https://edcutah.org/news/2017/11/13/fox-file-32-section-201 At the time, we had 5 Solar PV projects inquiring about manufacturing in Utah. We deduced that the uptick in project activity was a result of the pending trade dispute brought before the ITC, wherein U.S. solar manufacturers alleged that low-cost imports were damaging their business. Those manufacturers sought redress for this damage through the imposition of a tariff.
We promised you that we would provide an update on the case and our pipeline as new details emerged.
Late last month, President Trump approved duties of as much as 30% on solar equipment made outside the U.S. We thought we might see new activity around these projects after the tariff decision, but the decision does not appear to have resulted in the U.S. manufacturing we expected. Of the projects we had in our pipeline, only one appears to be actively looking for a U.S. manufacturing facility today.

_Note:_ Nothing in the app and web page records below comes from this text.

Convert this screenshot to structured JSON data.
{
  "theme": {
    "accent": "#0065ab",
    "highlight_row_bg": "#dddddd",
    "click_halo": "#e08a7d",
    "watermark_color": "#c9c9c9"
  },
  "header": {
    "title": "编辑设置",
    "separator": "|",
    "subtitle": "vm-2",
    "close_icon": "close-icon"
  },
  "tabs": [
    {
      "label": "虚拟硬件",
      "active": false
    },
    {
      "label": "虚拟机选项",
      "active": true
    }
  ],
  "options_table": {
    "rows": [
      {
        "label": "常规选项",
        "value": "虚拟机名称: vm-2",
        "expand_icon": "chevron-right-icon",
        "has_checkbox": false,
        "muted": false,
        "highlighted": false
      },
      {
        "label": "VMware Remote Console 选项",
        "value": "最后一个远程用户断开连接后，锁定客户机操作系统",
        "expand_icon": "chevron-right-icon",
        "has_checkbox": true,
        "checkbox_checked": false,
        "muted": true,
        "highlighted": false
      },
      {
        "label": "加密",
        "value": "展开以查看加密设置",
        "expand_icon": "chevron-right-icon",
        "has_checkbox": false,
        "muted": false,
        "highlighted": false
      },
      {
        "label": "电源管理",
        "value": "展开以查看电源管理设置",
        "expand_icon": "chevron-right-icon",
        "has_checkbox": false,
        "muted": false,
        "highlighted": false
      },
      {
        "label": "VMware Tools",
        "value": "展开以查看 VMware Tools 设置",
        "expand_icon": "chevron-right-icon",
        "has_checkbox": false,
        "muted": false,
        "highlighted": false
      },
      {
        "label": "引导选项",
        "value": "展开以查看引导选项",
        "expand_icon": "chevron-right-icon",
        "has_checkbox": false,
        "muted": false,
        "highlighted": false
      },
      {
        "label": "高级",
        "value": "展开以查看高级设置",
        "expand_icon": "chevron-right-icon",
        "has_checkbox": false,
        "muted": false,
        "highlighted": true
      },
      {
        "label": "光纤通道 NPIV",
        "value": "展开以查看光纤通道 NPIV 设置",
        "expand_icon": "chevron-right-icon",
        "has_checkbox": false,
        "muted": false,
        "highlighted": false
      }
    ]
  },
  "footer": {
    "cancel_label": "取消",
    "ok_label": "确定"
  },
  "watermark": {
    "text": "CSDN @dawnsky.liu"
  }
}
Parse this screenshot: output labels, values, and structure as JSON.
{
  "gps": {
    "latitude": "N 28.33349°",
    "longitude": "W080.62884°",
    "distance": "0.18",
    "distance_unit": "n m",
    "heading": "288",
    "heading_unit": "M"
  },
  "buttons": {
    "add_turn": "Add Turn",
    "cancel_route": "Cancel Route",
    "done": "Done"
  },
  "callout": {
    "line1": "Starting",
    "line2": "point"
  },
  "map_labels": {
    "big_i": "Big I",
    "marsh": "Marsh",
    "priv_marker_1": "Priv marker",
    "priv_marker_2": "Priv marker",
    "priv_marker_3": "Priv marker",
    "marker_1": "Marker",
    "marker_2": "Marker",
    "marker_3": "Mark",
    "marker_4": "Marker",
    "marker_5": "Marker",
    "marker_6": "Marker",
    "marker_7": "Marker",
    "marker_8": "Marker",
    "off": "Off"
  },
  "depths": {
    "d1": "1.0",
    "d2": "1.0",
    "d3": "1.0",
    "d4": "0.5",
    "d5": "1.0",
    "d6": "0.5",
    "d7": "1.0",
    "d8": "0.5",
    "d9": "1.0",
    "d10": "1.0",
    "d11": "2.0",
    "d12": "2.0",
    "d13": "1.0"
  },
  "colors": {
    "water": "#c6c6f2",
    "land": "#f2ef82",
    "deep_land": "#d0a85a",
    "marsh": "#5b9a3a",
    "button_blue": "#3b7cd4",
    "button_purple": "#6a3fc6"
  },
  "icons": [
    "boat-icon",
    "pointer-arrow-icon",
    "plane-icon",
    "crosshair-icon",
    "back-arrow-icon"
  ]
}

EDCUtah Business Development Manager Jake Berlin, who is managing these projects had the following to say on the matter:
“Our speculation is that many foreign manufacturers feel that it’s still more economically viable to manufacture overseas and import into the U.S. even with the tariff in place. In addition, there’s uncertainty around the long-term tariff situation for most companies to justify a major investment to establish a U.S. manufacturing presence. Here are a couple of reasons why this may be the case:
The tariff rate starts at 30% which is lower than the 35% rate recommended by the International Trade Commission (ITC). This lower rate surprised some within the industry and may not be high enough to deter companies from continuing to manufacture offshore.
In addition, the rate drops gradually over a period of four years to 15%. By year four, the additional labor costs to manufacture in the U.S. are very likely to outweigh any cost-savings that would come from avoiding the tariff.
The first 2.5 gigawatts of imported solar cells will be exempt from the tariff, so smaller manufacturers will still be able to import a large portion of their cells tariff-free anyway.
Within four years, a new administration with a greater interest in promoting the growth of the renewable energy industry could lower or remove the tariff.
A trade dispute case is likely to be filed with the World Trade Organization (WTO). The WTO has a robust history of resolving trade disputes between countries and there’s a possibility it could rule that the solar panel tariff violates WTO rules. This process would typically take about 15-18 months once the case is filed.
Ultimately, it appears that the tariff may drive up the costs for solar panel developers and installers, but it won’t be enough to incentivize companies to shift production to the U.S.”
We’ll continue to monitor the situation and keep you posted on it. In the meantime, Jake is working closely with our partners at the Governor’s Office of Economic Development to demonstrate Utah’s value proposition to the solar panel manufacturer we are actively courting.